A wide-ranging speech by Henry Porter exhorts us to be alert and informed about the looming database state:
We used to think of this country as having innate respect for freedom and privacy, as though it was somehow part of the British DNA, an immutable geographic feature of these islands – like the Pennine Range.
But today instead of being an example to the world we are fast becoming the test bed for a new, technologically driven authoritarian state – what one website calls the first fascist democracy.
They may be going a little far but you see the point – democracy does not presuppose liberty.
Not sure if that last sentence should say ‘entails’, but you get the point. He discusses the proposed creation of a database to record all emails and phonecalls made by UK residents (which we on this blog, loyal readers, have already agreed is outrageous), the ongoing use of automatic number-plate recognition devices to track vehicle movements on motorways and in town centres, the need to inform the authorities of your credit card details, contact number, and travel plans when leaving the country, the proposed law to record the names of everyone who stays in hotels, the ubiquity of CCTV cameras, the National Identity Register, the world’s largest DNA database, and a small selection of instances of terror legislation being abused to allow people to be spied on by the police and/or their local councils.
“We the British have let this happen without debate, without marches, without protest, without – it seems – the slightest qualm or anxiety.
Where is the biting satire?
Where is the outrage of the intelligentsia?
Where is the media?
This lack of protest, this meekness of spirit in Britain worries and angers me in equal measure. But you know what makes me even angrier- it is the profoundly pessimistic view of this country that these laws and decrees embody. Labour’s cynicism and negativity about our country is the most contemptible part of its administration, and I am afraid that we have all to some degree bought this account of ourselves – that we are not fit to run our own lives without being watched, monitored, chivvied and punished every second of the day.
But this society is still greater than anything Labour’s imagination is capable of conceiving.
So let the struggle begin here.
That means making this issue a part of your everyday life. Talk about it with your friends. Use the media, get in touch with your MP – especially if you live in Labour and Tory constituencies and, yes, start protesting. We need to get on the streets and challenge every part of this programme to make us slaves of the database.”

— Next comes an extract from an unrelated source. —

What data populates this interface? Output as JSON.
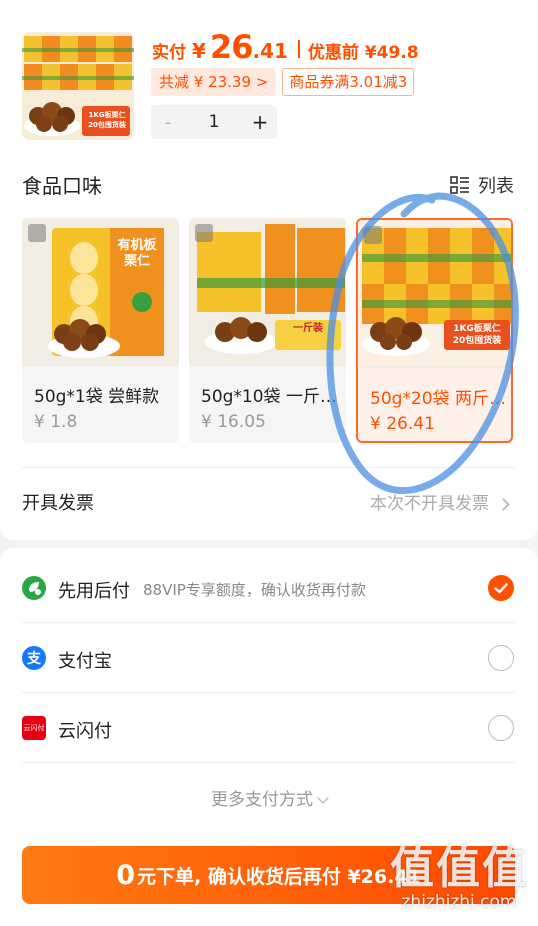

On that note, although it’s not national government that’s involved, you may be interested to know of a consultation being held by the Scottish Government for how local councils should deal with the use of biometric technology in schools. This would include fingerprint or palm recognition systems so that pupils wouldn’t have to worry about forgetting to bring their card to the school library to get books out, or to facilitate cashless school meal systems. Should you feel that the benefits of such schemes are outweighed by other concerns, such as perhaps privacy, the consultation is open until 4th December. (Thanks to Peter for pointing this one out.)